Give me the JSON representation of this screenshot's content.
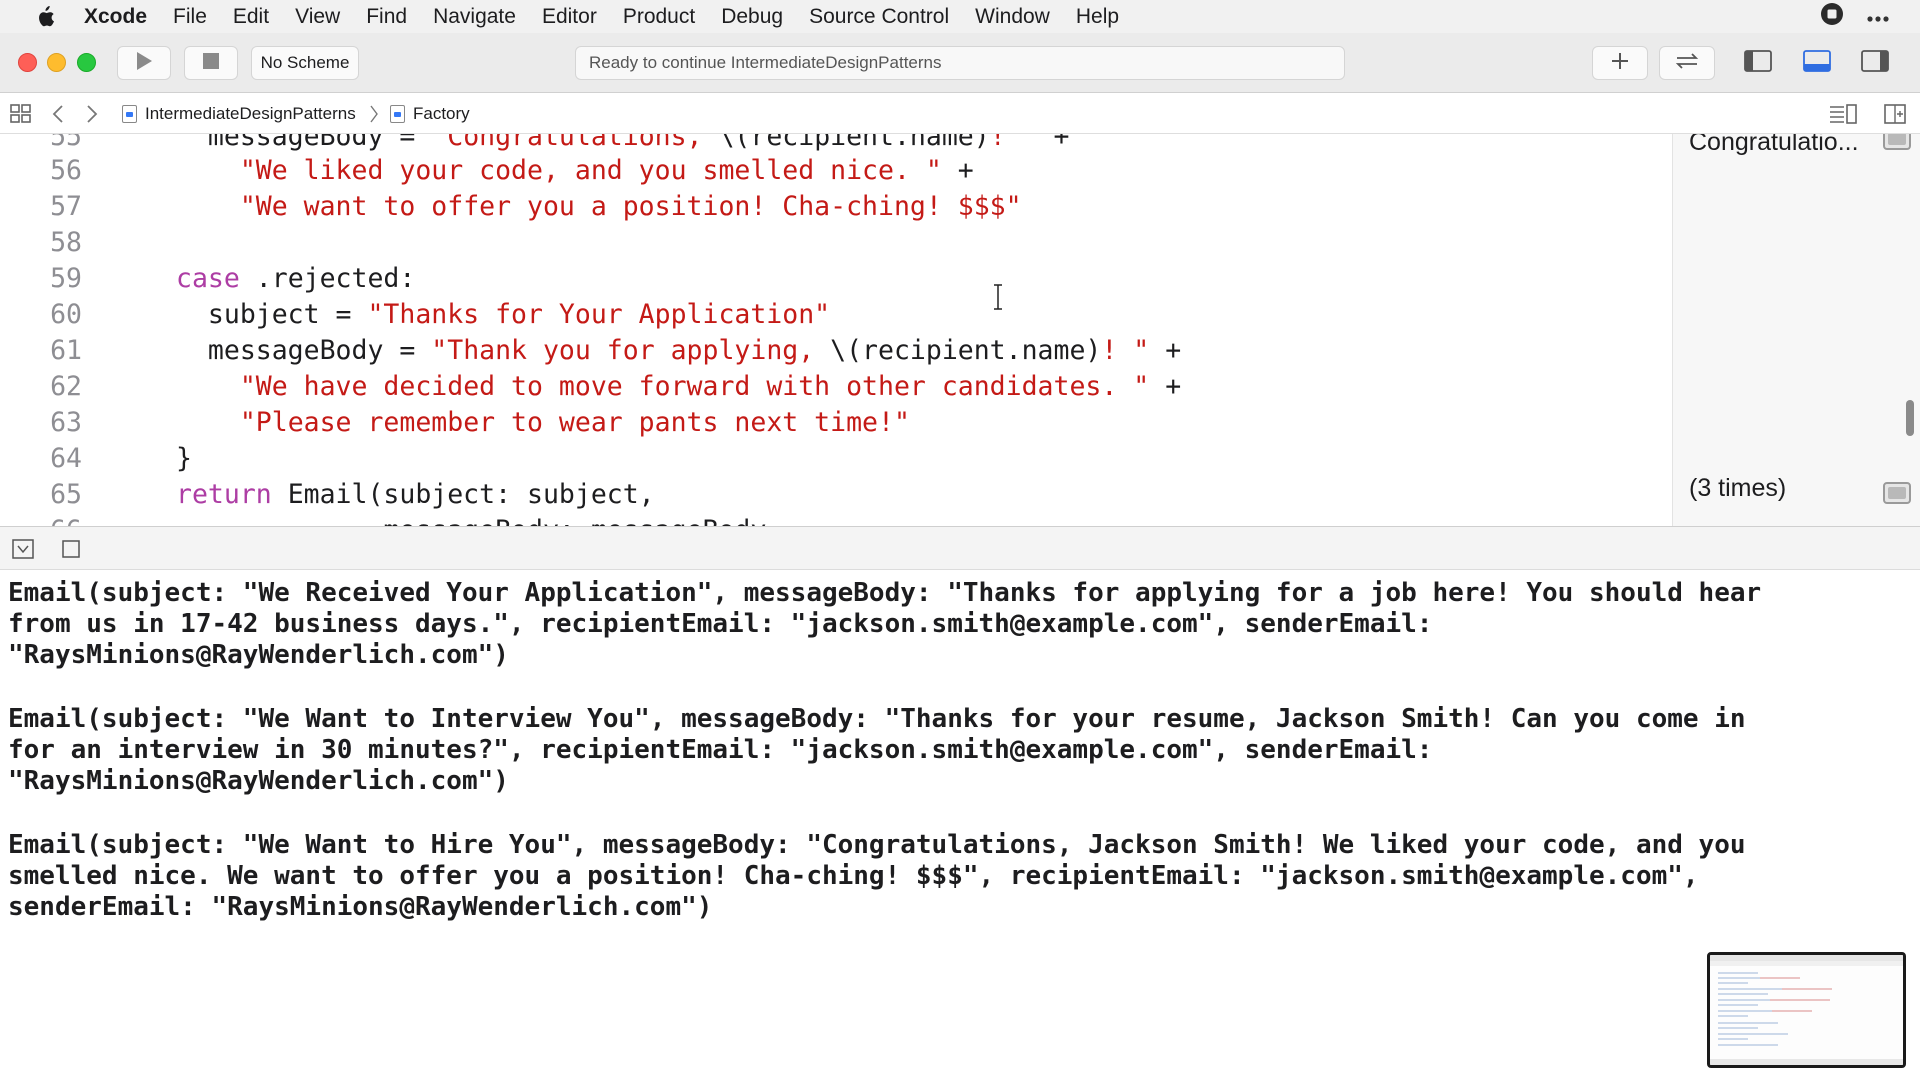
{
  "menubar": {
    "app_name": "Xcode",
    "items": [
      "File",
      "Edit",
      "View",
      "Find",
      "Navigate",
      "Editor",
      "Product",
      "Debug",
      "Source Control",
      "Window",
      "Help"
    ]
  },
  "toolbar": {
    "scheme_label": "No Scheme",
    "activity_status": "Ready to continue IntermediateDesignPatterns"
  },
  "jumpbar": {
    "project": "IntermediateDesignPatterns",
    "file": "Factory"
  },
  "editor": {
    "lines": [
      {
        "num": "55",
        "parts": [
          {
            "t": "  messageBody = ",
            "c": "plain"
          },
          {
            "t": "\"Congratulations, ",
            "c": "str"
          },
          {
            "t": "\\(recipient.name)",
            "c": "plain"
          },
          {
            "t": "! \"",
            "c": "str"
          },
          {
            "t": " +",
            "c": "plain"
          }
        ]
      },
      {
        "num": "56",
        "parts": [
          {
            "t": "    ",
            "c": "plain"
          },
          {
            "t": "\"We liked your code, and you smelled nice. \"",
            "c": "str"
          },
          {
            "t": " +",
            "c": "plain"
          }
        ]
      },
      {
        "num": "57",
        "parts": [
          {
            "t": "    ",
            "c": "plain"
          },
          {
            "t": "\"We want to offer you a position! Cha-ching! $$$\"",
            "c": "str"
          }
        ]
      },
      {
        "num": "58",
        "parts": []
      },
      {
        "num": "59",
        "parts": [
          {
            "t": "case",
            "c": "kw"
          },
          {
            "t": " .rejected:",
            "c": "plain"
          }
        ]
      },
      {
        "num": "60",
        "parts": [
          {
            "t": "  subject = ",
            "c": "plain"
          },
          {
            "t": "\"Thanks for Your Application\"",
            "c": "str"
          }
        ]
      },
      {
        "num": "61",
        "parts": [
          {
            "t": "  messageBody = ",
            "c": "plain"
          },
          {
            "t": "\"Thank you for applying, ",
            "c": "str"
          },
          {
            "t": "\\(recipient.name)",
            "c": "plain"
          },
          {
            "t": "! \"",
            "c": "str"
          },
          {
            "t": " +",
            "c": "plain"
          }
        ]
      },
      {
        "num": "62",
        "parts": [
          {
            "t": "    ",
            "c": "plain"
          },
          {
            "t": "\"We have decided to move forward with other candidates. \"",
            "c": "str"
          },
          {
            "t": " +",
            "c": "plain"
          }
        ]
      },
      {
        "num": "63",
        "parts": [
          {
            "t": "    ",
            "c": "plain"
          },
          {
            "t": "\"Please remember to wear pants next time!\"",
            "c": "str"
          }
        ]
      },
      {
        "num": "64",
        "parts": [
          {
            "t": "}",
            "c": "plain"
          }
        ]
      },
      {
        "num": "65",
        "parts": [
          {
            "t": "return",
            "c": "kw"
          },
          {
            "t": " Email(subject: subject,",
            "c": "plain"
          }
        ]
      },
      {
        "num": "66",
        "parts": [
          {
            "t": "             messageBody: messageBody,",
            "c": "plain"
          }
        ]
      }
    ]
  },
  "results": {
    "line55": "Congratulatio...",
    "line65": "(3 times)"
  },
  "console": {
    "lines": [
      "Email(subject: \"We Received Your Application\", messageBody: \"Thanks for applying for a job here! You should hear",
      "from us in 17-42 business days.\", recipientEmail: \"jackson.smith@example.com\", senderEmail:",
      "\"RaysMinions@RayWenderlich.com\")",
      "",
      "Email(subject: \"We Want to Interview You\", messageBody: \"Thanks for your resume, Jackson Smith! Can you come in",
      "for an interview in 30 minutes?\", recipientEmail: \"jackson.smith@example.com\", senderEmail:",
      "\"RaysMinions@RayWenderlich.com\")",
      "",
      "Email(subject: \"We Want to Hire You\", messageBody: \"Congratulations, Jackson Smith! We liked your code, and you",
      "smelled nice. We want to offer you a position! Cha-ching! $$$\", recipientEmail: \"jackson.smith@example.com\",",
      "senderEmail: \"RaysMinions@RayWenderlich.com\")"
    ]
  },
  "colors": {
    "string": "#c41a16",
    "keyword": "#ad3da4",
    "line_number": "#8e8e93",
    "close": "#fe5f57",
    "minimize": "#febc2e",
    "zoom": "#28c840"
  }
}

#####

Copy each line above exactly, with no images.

RESPONSE:
Give me the JSON representation of this screenshot's content.
{
  "menubar": {
    "app_name": "Xcode",
    "items": [
      "File",
      "Edit",
      "View",
      "Find",
      "Navigate",
      "Editor",
      "Product",
      "Debug",
      "Source Control",
      "Window",
      "Help"
    ]
  },
  "toolbar": {
    "scheme_label": "No Scheme",
    "activity_status": "Ready to continue IntermediateDesignPatterns"
  },
  "jumpbar": {
    "project": "IntermediateDesignPatterns",
    "file": "Factory"
  },
  "editor": {
    "lines": [
      {
        "num": "55",
        "parts": [
          {
            "t": "  messageBody = ",
            "c": "plain"
          },
          {
            "t": "\"Congratulations, ",
            "c": "str"
          },
          {
            "t": "\\(recipient.name)",
            "c": "plain"
          },
          {
            "t": "! \"",
            "c": "str"
          },
          {
            "t": " +",
            "c": "plain"
          }
        ]
      },
      {
        "num": "56",
        "parts": [
          {
            "t": "    ",
            "c": "plain"
          },
          {
            "t": "\"We liked your code, and you smelled nice. \"",
            "c": "str"
          },
          {
            "t": " +",
            "c": "plain"
          }
        ]
      },
      {
        "num": "57",
        "parts": [
          {
            "t": "    ",
            "c": "plain"
          },
          {
            "t": "\"We want to offer you a position! Cha-ching! $$$\"",
            "c": "str"
          }
        ]
      },
      {
        "num": "58",
        "parts": []
      },
      {
        "num": "59",
        "parts": [
          {
            "t": "case",
            "c": "kw"
          },
          {
            "t": " .rejected:",
            "c": "plain"
          }
        ]
      },
      {
        "num": "60",
        "parts": [
          {
            "t": "  subject = ",
            "c": "plain"
          },
          {
            "t": "\"Thanks for Your Application\"",
            "c": "str"
          }
        ]
      },
      {
        "num": "61",
        "parts": [
          {
            "t": "  messageBody = ",
            "c": "plain"
          },
          {
            "t": "\"Thank you for applying, ",
            "c": "str"
          },
          {
            "t": "\\(recipient.name)",
            "c": "plain"
          },
          {
            "t": "! \"",
            "c": "str"
          },
          {
            "t": " +",
            "c": "plain"
          }
        ]
      },
      {
        "num": "62",
        "parts": [
          {
            "t": "    ",
            "c": "plain"
          },
          {
            "t": "\"We have decided to move forward with other candidates. \"",
            "c": "str"
          },
          {
            "t": " +",
            "c": "plain"
          }
        ]
      },
      {
        "num": "63",
        "parts": [
          {
            "t": "    ",
            "c": "plain"
          },
          {
            "t": "\"Please remember to wear pants next time!\"",
            "c": "str"
          }
        ]
      },
      {
        "num": "64",
        "parts": [
          {
            "t": "}",
            "c": "plain"
          }
        ]
      },
      {
        "num": "65",
        "parts": [
          {
            "t": "return",
            "c": "kw"
          },
          {
            "t": " Email(subject: subject,",
            "c": "plain"
          }
        ]
      },
      {
        "num": "66",
        "parts": [
          {
            "t": "             messageBody: messageBody,",
            "c": "plain"
          }
        ]
      }
    ]
  },
  "results": {
    "line55": "Congratulatio...",
    "line65": "(3 times)"
  },
  "console": {
    "lines": [
      "Email(subject: \"We Received Your Application\", messageBody: \"Thanks for applying for a job here! You should hear",
      "from us in 17-42 business days.\", recipientEmail: \"jackson.smith@example.com\", senderEmail:",
      "\"RaysMinions@RayWenderlich.com\")",
      "",
      "Email(subject: \"We Want to Interview You\", messageBody: \"Thanks for your resume, Jackson Smith! Can you come in",
      "for an interview in 30 minutes?\", recipientEmail: \"jackson.smith@example.com\", senderEmail:",
      "\"RaysMinions@RayWenderlich.com\")",
      "",
      "Email(subject: \"We Want to Hire You\", messageBody: \"Congratulations, Jackson Smith! We liked your code, and you",
      "smelled nice. We want to offer you a position! Cha-ching! $$$\", recipientEmail: \"jackson.smith@example.com\",",
      "senderEmail: \"RaysMinions@RayWenderlich.com\")"
    ]
  },
  "colors": {
    "string": "#c41a16",
    "keyword": "#ad3da4",
    "line_number": "#8e8e93",
    "close": "#fe5f57",
    "minimize": "#febc2e",
    "zoom": "#28c840"
  }
}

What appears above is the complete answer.